It happened last Friday.  It was a warm day — hot for this time of year — and quite windy.  If you work with plants, it is the kind of day that makes you constantly anxious about their well-being.  You wonder if their leaves are getting torn by the dehydrating wind, if their fruit or blossoms are being knocked off.  (You worry about how the people working with the plants are doing  as well, but that’s another story).

I checked our first planting of tomatoes in the morning and noticed how nice they looked, tall and lush with lots of blossoms.  Some had even begun to set fruit.  Then, at the end of the day, I was running an errand and had to drive past the field again.  The plants were visibly wilting in the hot wind, their branches no longer upright but rather sagging and droopy — despite having been irrigated the night before.  But after 10 hours of hot wind, I had expected this.  What I hadn’t expected is that they had grown.  A lot.

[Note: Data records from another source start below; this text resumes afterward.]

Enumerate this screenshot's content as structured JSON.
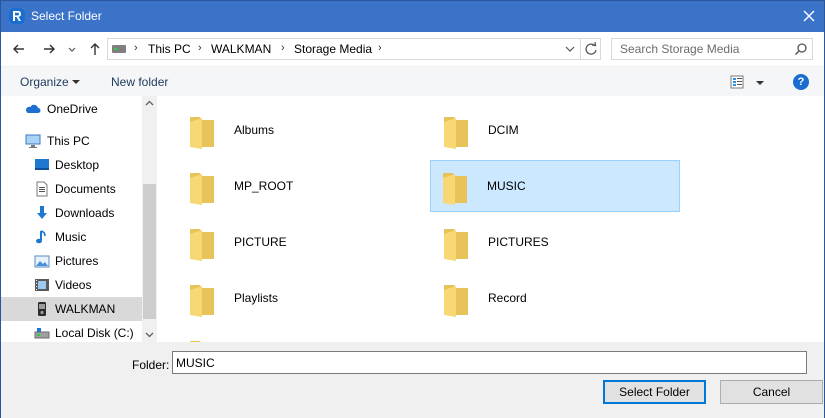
{
  "window": {
    "title": "Select Folder",
    "accent_color": "#3b73c8"
  },
  "address": {
    "drive_icon": "drive-icon",
    "breadcrumbs": [
      "This PC",
      "WALKMAN",
      "Storage Media"
    ],
    "search_placeholder": "Search Storage Media"
  },
  "toolbar": {
    "organize_label": "Organize",
    "new_folder_label": "New folder",
    "help_label": "?"
  },
  "navpane": {
    "items": [
      {
        "label": "OneDrive",
        "icon": "cloud-icon"
      },
      {
        "label": "This PC",
        "icon": "computer-icon"
      },
      {
        "label": "Desktop",
        "icon": "desktop-icon"
      },
      {
        "label": "Documents",
        "icon": "documents-icon"
      },
      {
        "label": "Downloads",
        "icon": "downloads-icon"
      },
      {
        "label": "Music",
        "icon": "music-icon"
      },
      {
        "label": "Pictures",
        "icon": "pictures-icon"
      },
      {
        "label": "Videos",
        "icon": "videos-icon"
      },
      {
        "label": "WALKMAN",
        "icon": "walkman-icon",
        "selected": true
      },
      {
        "label": "Local Disk (C:)",
        "icon": "local-disk-icon"
      }
    ]
  },
  "content": {
    "folders": [
      {
        "name": "Albums"
      },
      {
        "name": "DCIM"
      },
      {
        "name": "MP_ROOT"
      },
      {
        "name": "MUSIC",
        "selected": true
      },
      {
        "name": "PICTURE"
      },
      {
        "name": "PICTURES"
      },
      {
        "name": "Playlists"
      },
      {
        "name": "Record"
      }
    ]
  },
  "footer": {
    "folder_label": "Folder:",
    "folder_value": "MUSIC",
    "select_button": "Select Folder",
    "cancel_button": "Cancel"
  },
  "colors": {
    "selection_bg": "#cce8ff",
    "selection_border": "#99d1ff",
    "folder_yellow": "#f8d775"
  }
}
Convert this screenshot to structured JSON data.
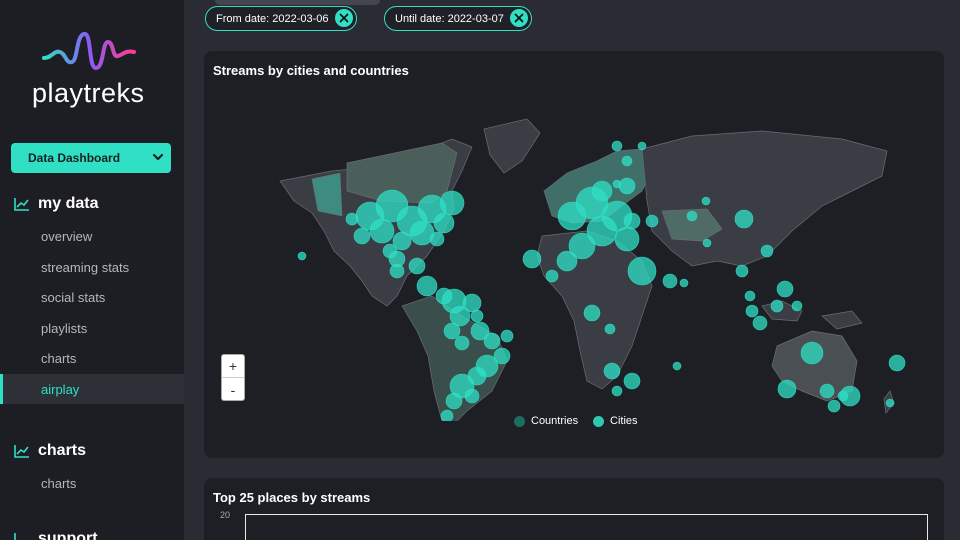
{
  "brand": {
    "name": "playtreks"
  },
  "sidebar": {
    "dashboard_select": "Data Dashboard",
    "section_my_data": "my data",
    "my_data_items": [
      "overview",
      "streaming stats",
      "social stats",
      "playlists",
      "charts",
      "airplay"
    ],
    "active_item": "airplay",
    "section_charts": "charts",
    "charts_items": [
      "charts"
    ],
    "section_support": "support"
  },
  "filters": {
    "from": "From date: 2022-03-06",
    "until": "Until date: 2022-03-07"
  },
  "map_card": {
    "title": "Streams by cities and countries",
    "zoom_in": "+",
    "zoom_out": "-",
    "legend": [
      {
        "label": "Countries",
        "color": "#1e6b5f"
      },
      {
        "label": "Cities",
        "color": "#2fc7ae"
      }
    ]
  },
  "top_places": {
    "title": "Top 25 places by streams",
    "y_tick": "20"
  },
  "colors": {
    "accent": "#2fe0c5",
    "sidebar_bg": "#1d1e24",
    "card_bg": "#1e1f25"
  }
}
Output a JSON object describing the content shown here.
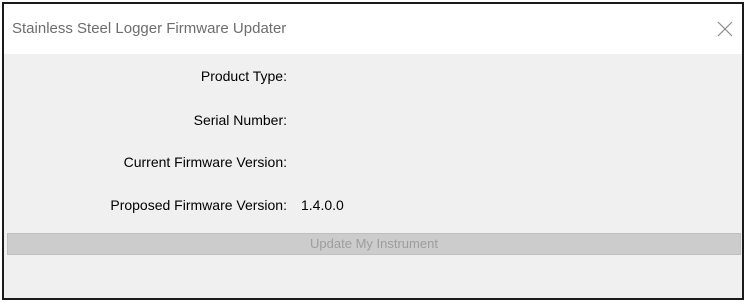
{
  "window": {
    "title": "Stainless Steel Logger Firmware Updater"
  },
  "fields": [
    {
      "label": "Product Type:",
      "value": ""
    },
    {
      "label": "Serial Number:",
      "value": ""
    },
    {
      "label": "Current Firmware Version:",
      "value": ""
    },
    {
      "label": "Proposed Firmware Version:",
      "value": "1.4.0.0"
    }
  ],
  "actions": {
    "update_label": "Update My Instrument",
    "update_enabled": false
  },
  "icons": {
    "close": "close-icon"
  },
  "colors": {
    "titlebar_bg": "#ffffff",
    "client_bg": "#f0f0f0",
    "border": "#1a1a1a",
    "disabled_button_bg": "#cccccc",
    "disabled_button_text": "#9d9d9d"
  }
}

Since 7 a.m., those foot tall tomatoes had grown at least 6 inches — many of them twice that much.  “Grown” is probably the wrong word, “exploded” is probably more like it.  They weren’t just taller.  They were wider and denser, with more leaves.
I went back the next day to double check and in the relative cool of the morning without the plants under stress, it was even more obvious.  I wasn’t the only person on the farm who noticed, several people commented to me about it.  And it wasn’t even just on our farm — someone who had driven from Winters to Davis and back that same day told me that every tomato field he passed (and there are some big ones) had jumped in size that day, although ours are still the biggest.

It’s been a while since we’ve seen our summer crops grow this fast — 2009, to be exact.  Using that year as a guideline, you may able to look forward to cherry tomatoes and green beans as early as the 2nd week of June, sweet corn the following week and Early Girls soon after that.  Heck, we might even have watermelons in time for the fourth of July like we used to in the “good old days”.  If you enjoy summer produce, you might really enjoy 2012.

As I’ve mentioned a few times, Terra Firma has had a really rough two years at the hands of the weather.  But while our crops did horribly in 2010 and 2011, the weather was actually a bit nicer for humans and when things grow slowly, the stress level is much lower.  We might have a bit of re-learning curve on the farm as we get re-adjusted to having a real summer again.  But that’s the only downside that comes to mind.